Then there's wildlife. Every year, it seems, another study demonstrates that grizzly bears and other animals require large intact areas in order to survive. In short, roads kill. With scientists such as E.O. Wilson warning that up to half of the Earth's species could soon disappear, wilderness is more than ever a key to protecting wildlife, from grizzlies to butterflies.
We also have wilderness to thank for dramatic improvements in air and water quality. In the mid-'70s, some of our most effective air-quality laws were inspired by the threat to clean air in parks and wilderness, and for tens of millions of us, wilderness also provided that last glass of clean water. Whether it's a few thousand acres in Vermont or the immense Wrangell-Saint Elias in Alaska, wilderness always offers us the opportunity to reacquaint ourselves with the natural world that sustains us.
Many of us are realizing the truth of what John Muir said over a century ago—that going into wilderness is going home. This message has critical importance in the 21st century, when the future of so much life is in the hands of humanity. In our era, it's not the size or number of wilderness areas that will save life on earth; sadly, they will always be too small and fragmented for that. Instead, it's the psychological and emotional impact that wilderness has on us. America needs wilderness to keep its soul alive.

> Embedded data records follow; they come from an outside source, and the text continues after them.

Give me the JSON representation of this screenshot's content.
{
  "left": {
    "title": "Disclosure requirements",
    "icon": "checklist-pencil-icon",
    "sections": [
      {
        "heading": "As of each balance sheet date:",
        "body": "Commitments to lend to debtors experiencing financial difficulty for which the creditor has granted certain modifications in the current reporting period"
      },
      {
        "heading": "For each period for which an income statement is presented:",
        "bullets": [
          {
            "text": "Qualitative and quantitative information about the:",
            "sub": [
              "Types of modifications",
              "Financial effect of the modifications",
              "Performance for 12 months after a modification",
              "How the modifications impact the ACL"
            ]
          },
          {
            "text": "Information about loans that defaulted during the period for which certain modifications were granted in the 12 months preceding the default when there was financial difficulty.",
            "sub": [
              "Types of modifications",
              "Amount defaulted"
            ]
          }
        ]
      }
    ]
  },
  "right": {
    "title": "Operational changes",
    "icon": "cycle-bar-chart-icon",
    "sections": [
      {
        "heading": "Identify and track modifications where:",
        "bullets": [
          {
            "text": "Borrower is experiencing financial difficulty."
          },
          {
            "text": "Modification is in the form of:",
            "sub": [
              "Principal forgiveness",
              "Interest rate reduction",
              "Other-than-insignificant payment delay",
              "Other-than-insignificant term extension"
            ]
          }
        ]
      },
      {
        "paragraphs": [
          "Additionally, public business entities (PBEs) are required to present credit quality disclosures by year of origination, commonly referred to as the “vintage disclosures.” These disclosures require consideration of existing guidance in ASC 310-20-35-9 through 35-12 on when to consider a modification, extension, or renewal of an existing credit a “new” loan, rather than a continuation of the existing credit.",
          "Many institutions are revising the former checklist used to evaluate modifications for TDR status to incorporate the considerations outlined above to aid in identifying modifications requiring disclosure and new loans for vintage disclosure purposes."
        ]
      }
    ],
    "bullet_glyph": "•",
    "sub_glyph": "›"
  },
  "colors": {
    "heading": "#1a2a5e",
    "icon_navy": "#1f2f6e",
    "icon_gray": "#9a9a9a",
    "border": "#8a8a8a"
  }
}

Tim Lydon is a contributor to Writers on the Range, a service of High Country News (hcn.org). He writes in Whitefish.